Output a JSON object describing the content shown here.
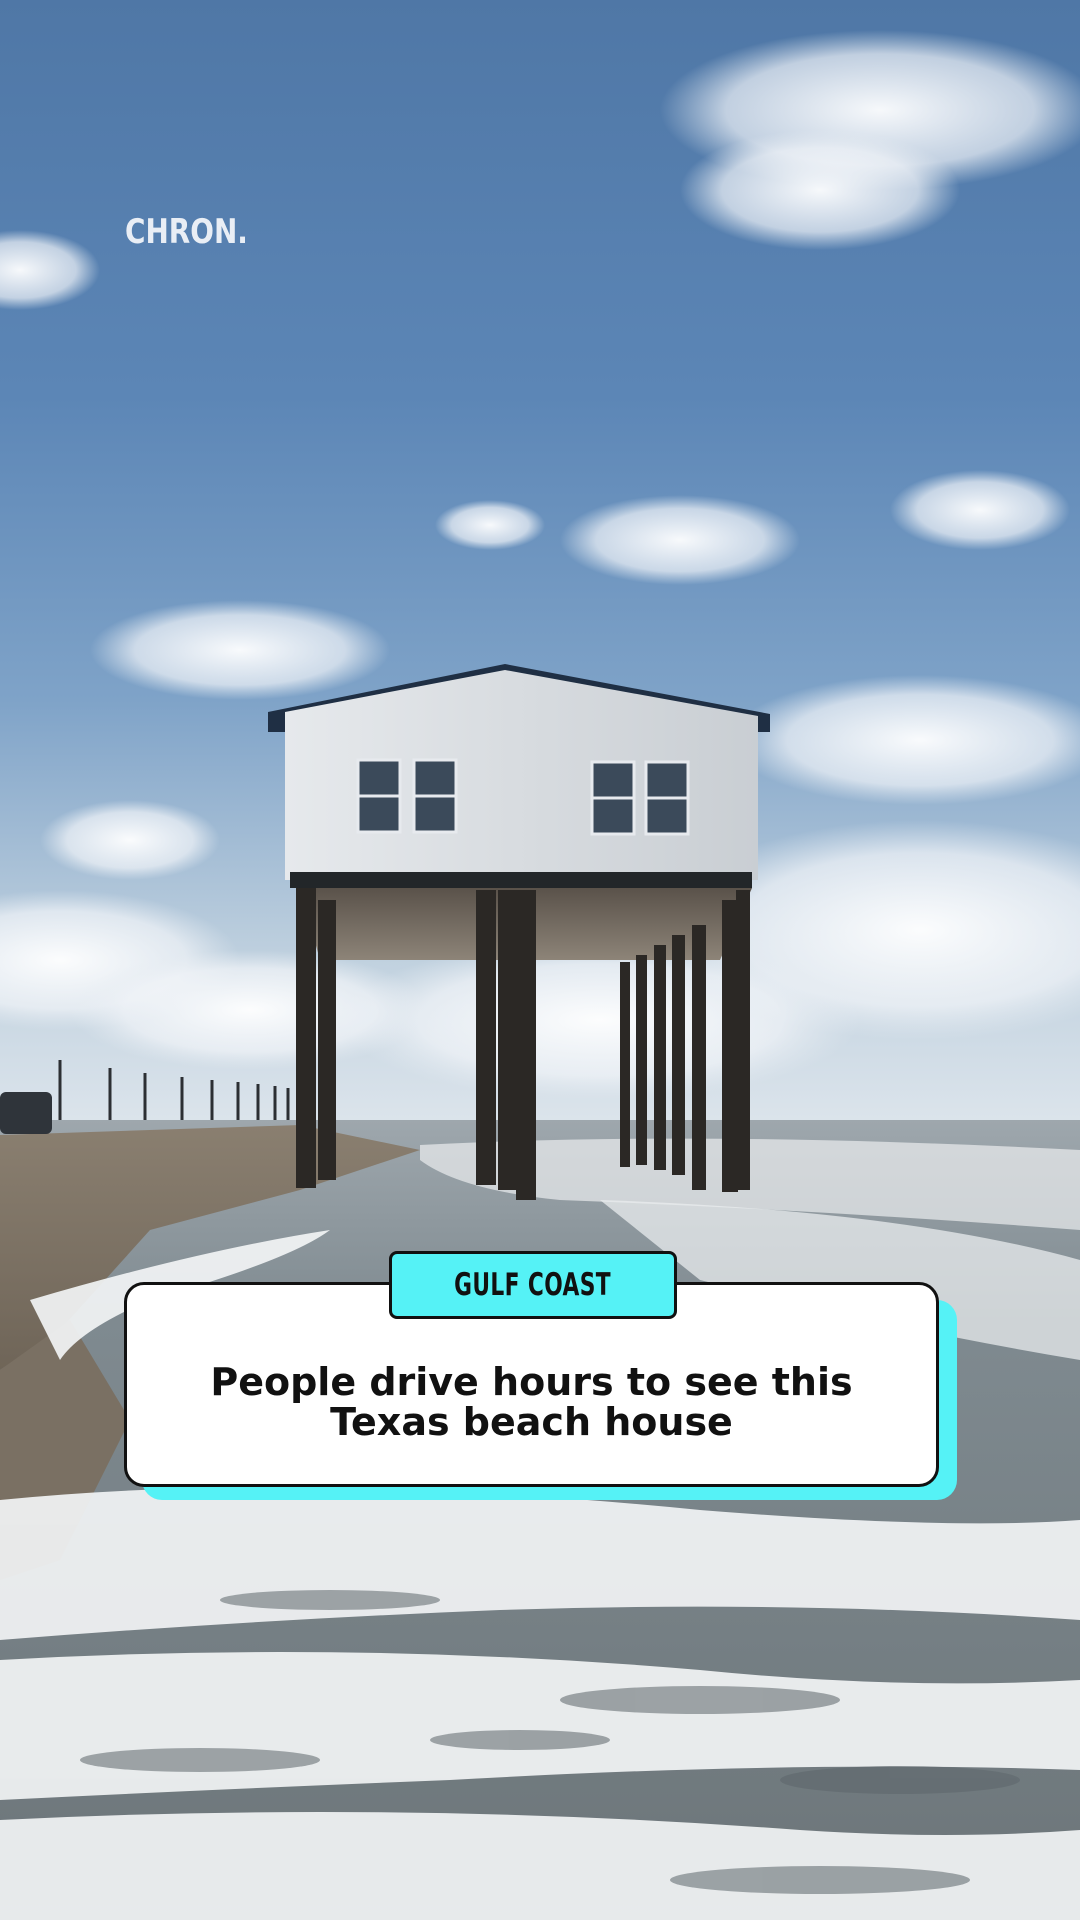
{
  "watermark": {
    "text": "CHRON."
  },
  "caption": {
    "tag": "GULF COAST",
    "title": "People drive hours to see this Texas beach house"
  },
  "colors": {
    "accent": "#55f2f6",
    "card_background": "#ffffff",
    "card_border": "#111111"
  },
  "scene": {
    "subject": "house-on-stilts",
    "setting": "beach-surf"
  }
}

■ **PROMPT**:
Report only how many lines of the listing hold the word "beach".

■ **PROBLEM SOLUTION**:
2